Reuters reports that Iran is "exploiting a loophole in Western sanctions" by importing highly refined aluminum. Apparently, the fear is that the Iranians will fashion this material into various components used in missiles. The Obama Administration is scrambling this month to add the metal, along with other metals including (tellingly) gold and silver to the list of prohibited items for export.
The United States finds itself, at this point, playing the role of an international "gun grabber." Domestically, it's easy to understand why gun control doesn't work, no matter how many laws the politicians pass or "gun buyback" programs various police departments sponsor. At the international level, however, some tend to lose sight of this basic truth, even those who place themselves on the right-side of the political spectrum and would otherwise oppose Obama's efforts.

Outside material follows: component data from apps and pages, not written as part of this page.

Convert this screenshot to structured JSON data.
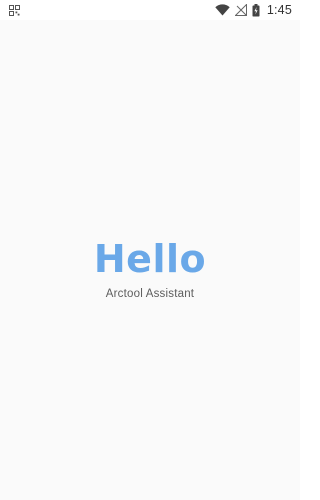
{
  "status_bar": {
    "time": "1:45",
    "icons": {
      "left": "notification-grid-icon",
      "wifi": "wifi-icon",
      "signal": "no-sim-signal-icon",
      "battery": "battery-charging-icon"
    }
  },
  "main": {
    "greeting": "Hello",
    "subtitle": "Arctool Assistant"
  },
  "colors": {
    "greeting": "#6aa8e8",
    "background": "#fafafa",
    "subtitle": "#5d5d5d"
  }
}
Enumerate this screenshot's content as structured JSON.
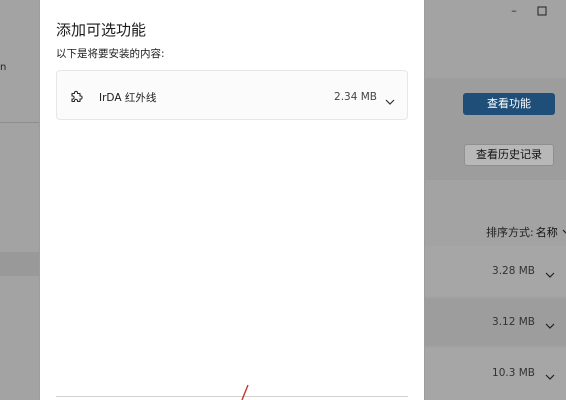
{
  "background": {
    "left_text": "n",
    "view_features_button": "查看功能",
    "view_history_button": "查看历史记录",
    "sort": {
      "label": "排序方式:",
      "value": "名称"
    },
    "rows": [
      {
        "size": "3.28 MB"
      },
      {
        "size": "3.12 MB"
      },
      {
        "size": "10.3 MB"
      }
    ],
    "accent_color": "#1f4f78"
  },
  "dialog": {
    "title": "添加可选功能",
    "subtitle": "以下是将要安装的内容:",
    "feature": {
      "name": "IrDA 红外线",
      "size": "2.34 MB",
      "icon": "puzzle-icon"
    }
  }
}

Here's a free hint, though, to the drones in DC: basic wares such as aluminum can be used to make anything, and you can't ban it all. What's next, a toilet paper embargo?
Since the Iranians will acquire these materials anyway, regardless of the export controls the United States imposes, imagine what would happen if Obama's successor chose to depart from the failed policies of the past. The term "reset button" has acquired some unfortunate baggage over the years, so call it a "clean slate" instead.
American citizens working in a number of industries would finally be able to freely engage in commerce with the Iranians, and the Iranian government would be free to recalculate its assessment of its interests with respect to the United States. Those missiles that the United States expected to suddenly manifest may in fact never do so, since the factors driving their development will have shifted toward other priorities.
The key here is to recognize that the regime in the District of Columbia has long had the power to manufacture as many cookie-cutter enemies as it desires, and we've all seen the results. It's high time to try a different approach.